PARIS - Senegal struck a deal with wealthier countries on Thursday that will see it get an initial 2.5 billion euros ($2.74 billion) in finance to develop renewable energy and speed up its transition to a low-carbon economy.

The Senegal Just Energy Transition Partnership (JETP), backed by France, Germany, the European Union, the United Kingdom and Canada, comes as richer countries are urged to do more to help poorer peers in the fight against climate change.

The money will be used to help Senegal achieve its target of 40% of installed capacity from renewable energies by 2030, and a draft investment plan will be finalised within 12 months. "We think that if this is mobilised we can achieve, if not exceed this objective," Sall said at the Summit for a New Global Financial Pact in Paris, adding that renewable energy currently accounts for 31% of Senegal's capacity.

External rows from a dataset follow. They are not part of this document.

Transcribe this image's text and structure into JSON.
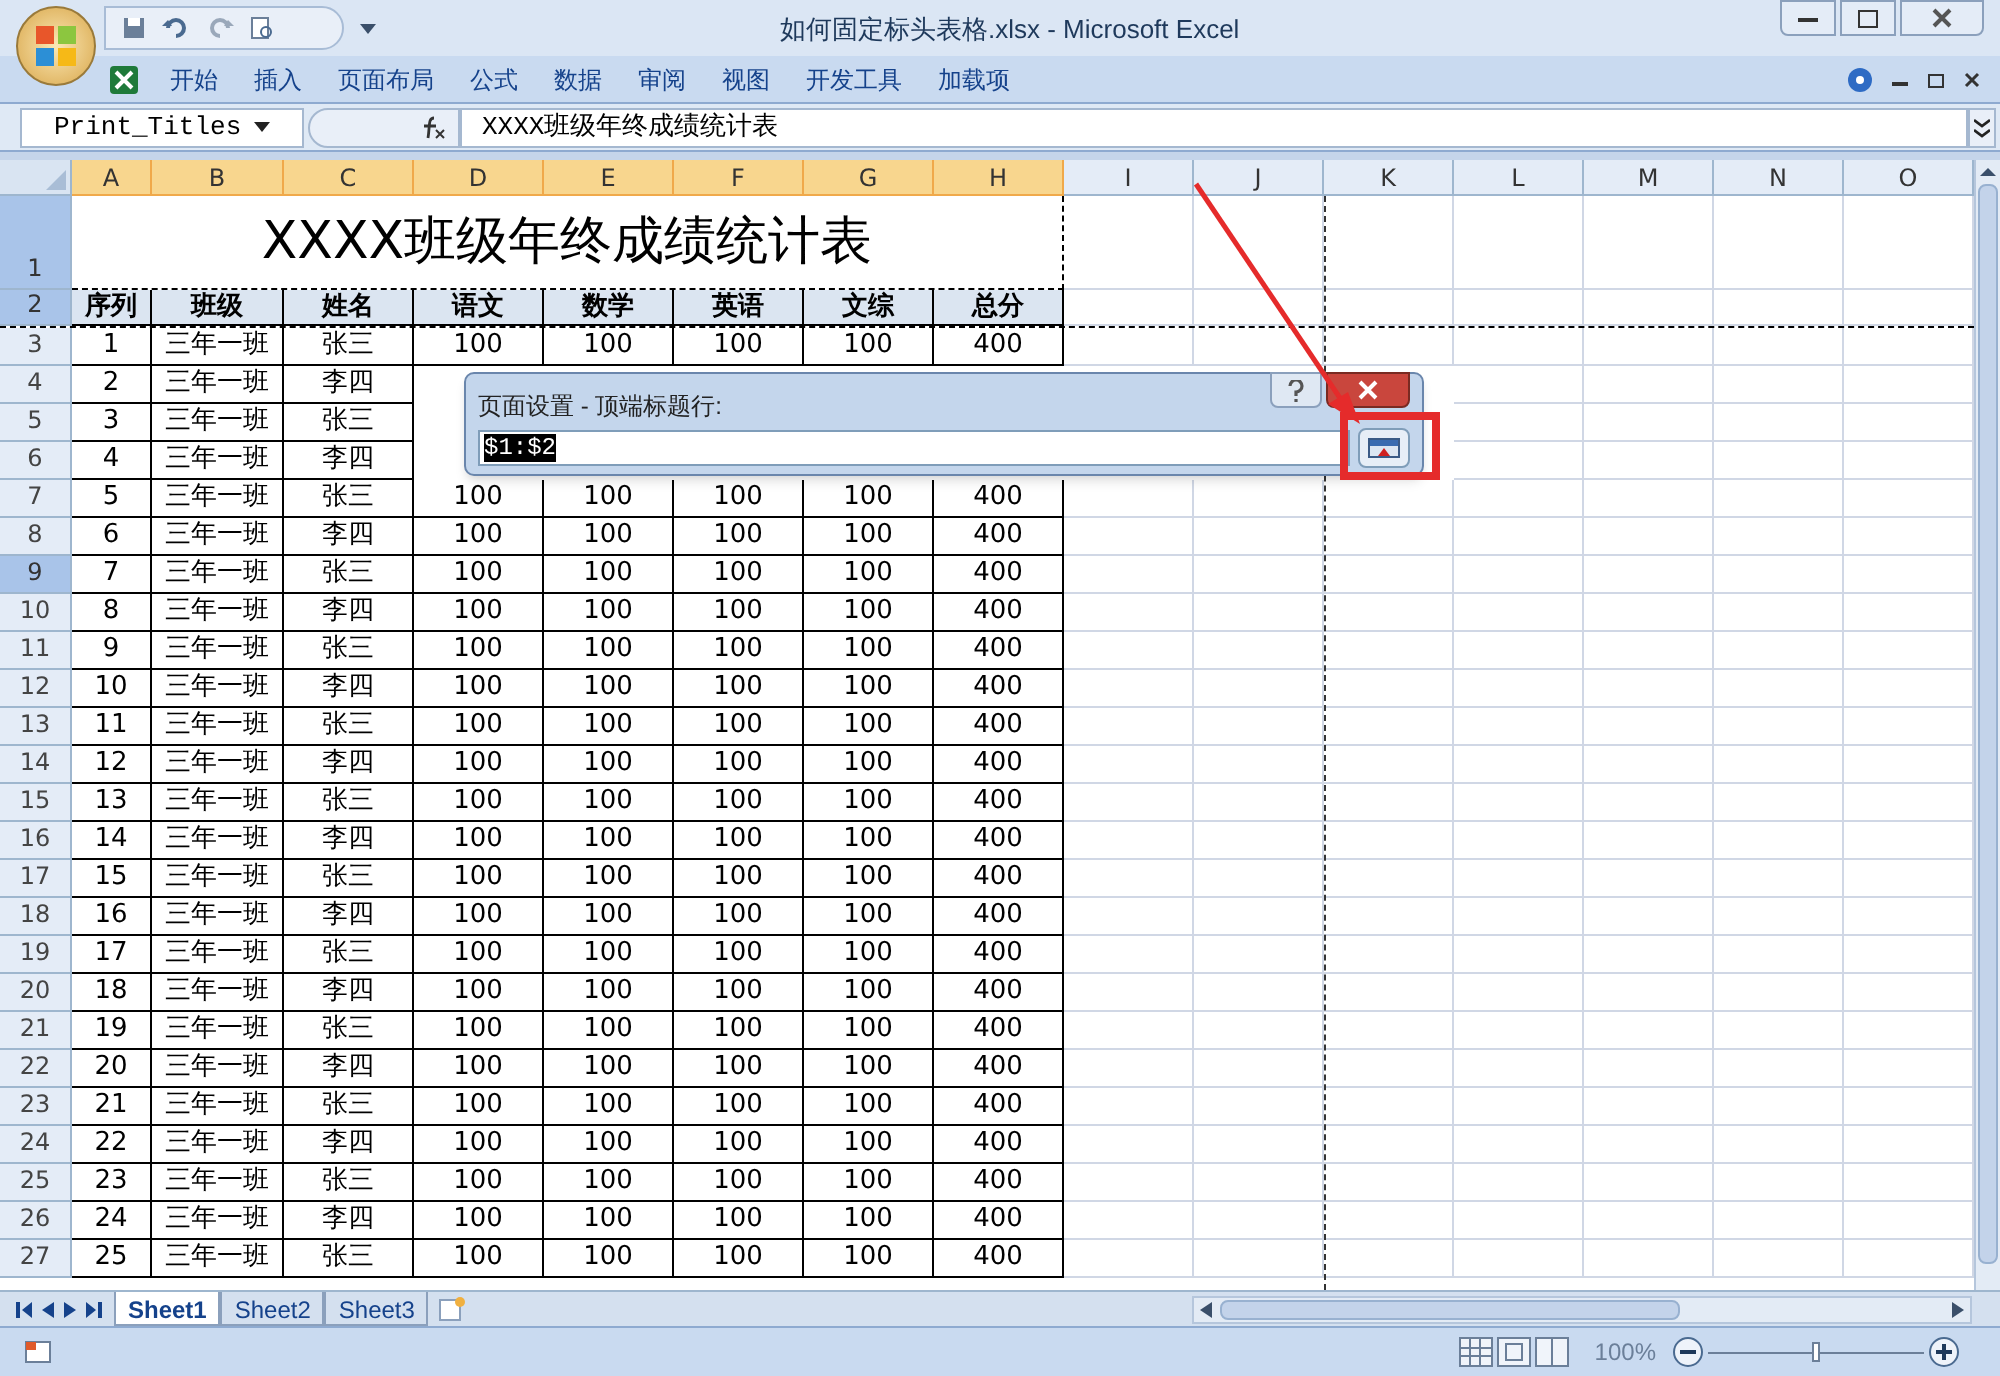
{
  "window": {
    "title": "如何固定标头表格.xlsx - Microsoft Excel"
  },
  "ribbon_tabs": [
    "开始",
    "插入",
    "页面布局",
    "公式",
    "数据",
    "审阅",
    "视图",
    "开发工具",
    "加载项"
  ],
  "formula_bar": {
    "name_box": "Print_Titles",
    "formula": "XXXX班级年终成绩统计表"
  },
  "columns": [
    {
      "label": "A",
      "selected": true
    },
    {
      "label": "B",
      "selected": true
    },
    {
      "label": "C",
      "selected": true
    },
    {
      "label": "D",
      "selected": true
    },
    {
      "label": "E",
      "selected": true
    },
    {
      "label": "F",
      "selected": true
    },
    {
      "label": "G",
      "selected": true
    },
    {
      "label": "H",
      "selected": true
    },
    {
      "label": "I",
      "selected": false
    },
    {
      "label": "J",
      "selected": false
    },
    {
      "label": "K",
      "selected": false
    },
    {
      "label": "L",
      "selected": false
    },
    {
      "label": "M",
      "selected": false
    },
    {
      "label": "N",
      "selected": false
    },
    {
      "label": "O",
      "selected": false
    }
  ],
  "title_row": {
    "header": "1",
    "selected": true,
    "text": "XXXX班级年终成绩统计表"
  },
  "header_row": {
    "header": "2",
    "selected": true,
    "cells": [
      "序列",
      "班级",
      "姓名",
      "语文",
      "数学",
      "英语",
      "文综",
      "总分"
    ]
  },
  "data_rows": [
    {
      "header": "3",
      "selected": false,
      "cells": [
        "1",
        "三年一班",
        "张三",
        "100",
        "100",
        "100",
        "100",
        "400"
      ]
    },
    {
      "header": "4",
      "selected": false,
      "cells": [
        "2",
        "三年一班",
        "李四"
      ]
    },
    {
      "header": "5",
      "selected": false,
      "cells": [
        "3",
        "三年一班",
        "张三"
      ]
    },
    {
      "header": "6",
      "selected": false,
      "cells": [
        "4",
        "三年一班",
        "李四"
      ]
    },
    {
      "header": "7",
      "selected": false,
      "cells": [
        "5",
        "三年一班",
        "张三",
        "100",
        "100",
        "100",
        "100",
        "400"
      ]
    },
    {
      "header": "8",
      "selected": false,
      "cells": [
        "6",
        "三年一班",
        "李四",
        "100",
        "100",
        "100",
        "100",
        "400"
      ]
    },
    {
      "header": "9",
      "selected": true,
      "cells": [
        "7",
        "三年一班",
        "张三",
        "100",
        "100",
        "100",
        "100",
        "400"
      ]
    },
    {
      "header": "10",
      "selected": false,
      "cells": [
        "8",
        "三年一班",
        "李四",
        "100",
        "100",
        "100",
        "100",
        "400"
      ]
    },
    {
      "header": "11",
      "selected": false,
      "cells": [
        "9",
        "三年一班",
        "张三",
        "100",
        "100",
        "100",
        "100",
        "400"
      ]
    },
    {
      "header": "12",
      "selected": false,
      "cells": [
        "10",
        "三年一班",
        "李四",
        "100",
        "100",
        "100",
        "100",
        "400"
      ]
    },
    {
      "header": "13",
      "selected": false,
      "cells": [
        "11",
        "三年一班",
        "张三",
        "100",
        "100",
        "100",
        "100",
        "400"
      ]
    },
    {
      "header": "14",
      "selected": false,
      "cells": [
        "12",
        "三年一班",
        "李四",
        "100",
        "100",
        "100",
        "100",
        "400"
      ]
    },
    {
      "header": "15",
      "selected": false,
      "cells": [
        "13",
        "三年一班",
        "张三",
        "100",
        "100",
        "100",
        "100",
        "400"
      ]
    },
    {
      "header": "16",
      "selected": false,
      "cells": [
        "14",
        "三年一班",
        "李四",
        "100",
        "100",
        "100",
        "100",
        "400"
      ]
    },
    {
      "header": "17",
      "selected": false,
      "cells": [
        "15",
        "三年一班",
        "张三",
        "100",
        "100",
        "100",
        "100",
        "400"
      ]
    },
    {
      "header": "18",
      "selected": false,
      "cells": [
        "16",
        "三年一班",
        "李四",
        "100",
        "100",
        "100",
        "100",
        "400"
      ]
    },
    {
      "header": "19",
      "selected": false,
      "cells": [
        "17",
        "三年一班",
        "张三",
        "100",
        "100",
        "100",
        "100",
        "400"
      ]
    },
    {
      "header": "20",
      "selected": false,
      "cells": [
        "18",
        "三年一班",
        "李四",
        "100",
        "100",
        "100",
        "100",
        "400"
      ]
    },
    {
      "header": "21",
      "selected": false,
      "cells": [
        "19",
        "三年一班",
        "张三",
        "100",
        "100",
        "100",
        "100",
        "400"
      ]
    },
    {
      "header": "22",
      "selected": false,
      "cells": [
        "20",
        "三年一班",
        "李四",
        "100",
        "100",
        "100",
        "100",
        "400"
      ]
    },
    {
      "header": "23",
      "selected": false,
      "cells": [
        "21",
        "三年一班",
        "张三",
        "100",
        "100",
        "100",
        "100",
        "400"
      ]
    },
    {
      "header": "24",
      "selected": false,
      "cells": [
        "22",
        "三年一班",
        "李四",
        "100",
        "100",
        "100",
        "100",
        "400"
      ]
    },
    {
      "header": "25",
      "selected": false,
      "cells": [
        "23",
        "三年一班",
        "张三",
        "100",
        "100",
        "100",
        "100",
        "400"
      ]
    },
    {
      "header": "26",
      "selected": false,
      "cells": [
        "24",
        "三年一班",
        "李四",
        "100",
        "100",
        "100",
        "100",
        "400"
      ]
    },
    {
      "header": "27",
      "selected": false,
      "cells": [
        "25",
        "三年一班",
        "张三",
        "100",
        "100",
        "100",
        "100",
        "400"
      ]
    }
  ],
  "dialog": {
    "title": "页面设置 - 顶端标题行:",
    "value": "$1:$2"
  },
  "sheet_tabs": [
    {
      "label": "Sheet1",
      "selected": true
    },
    {
      "label": "Sheet2",
      "selected": false
    },
    {
      "label": "Sheet3",
      "selected": false
    }
  ],
  "status_bar": {
    "zoom": "100%",
    "zoom_slider": {
      "level": 0.5
    }
  }
}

So-called JETPs, spearheaded by a deal with South Africa at a U.N. summit in 2021, have emerged as a key mechanism for mobilising public and private finance to help developing countries shift away from fossil fuels.

The rich, heavy emitting nations providing the finance in these deals are increasingly under pressure to help poorer countries speed up their transition to cleaner energy and to manage the effects of climate change.

The agreement with Senegal is the fourth JETP and follows deals with Indonesia, Vietnam and South Africa. The JETP with Senegal was being negotiated at the UN COP27 climate summit held in Egypt in November last year.

The $20 billion agreement last year to help Indonesia shut coal power plants was the biggest so far.

According to Thursday's statement, international partners and multi-lateral development banks will mobilise the 2.55 billion euros for Senegal in new and additional financing over an initial period of three to five years, starting this year.

More financing may be mobilised during and beyond this period to support Senegal's ambitions, it added.

"The current global financing system is not adequate," said Sall, who also bemoaned the cost of credit, calling on multi-lateral development banks to take into consideration current issues such as climate change and the high debts of low-income countries.

($1 = 0.9112 euros) (Reporting by Elizabeth Pineau and John Irish Additional reporting by Tommy Reggiori Wilkes Editing by Simon Jessop and Sharon Singleton)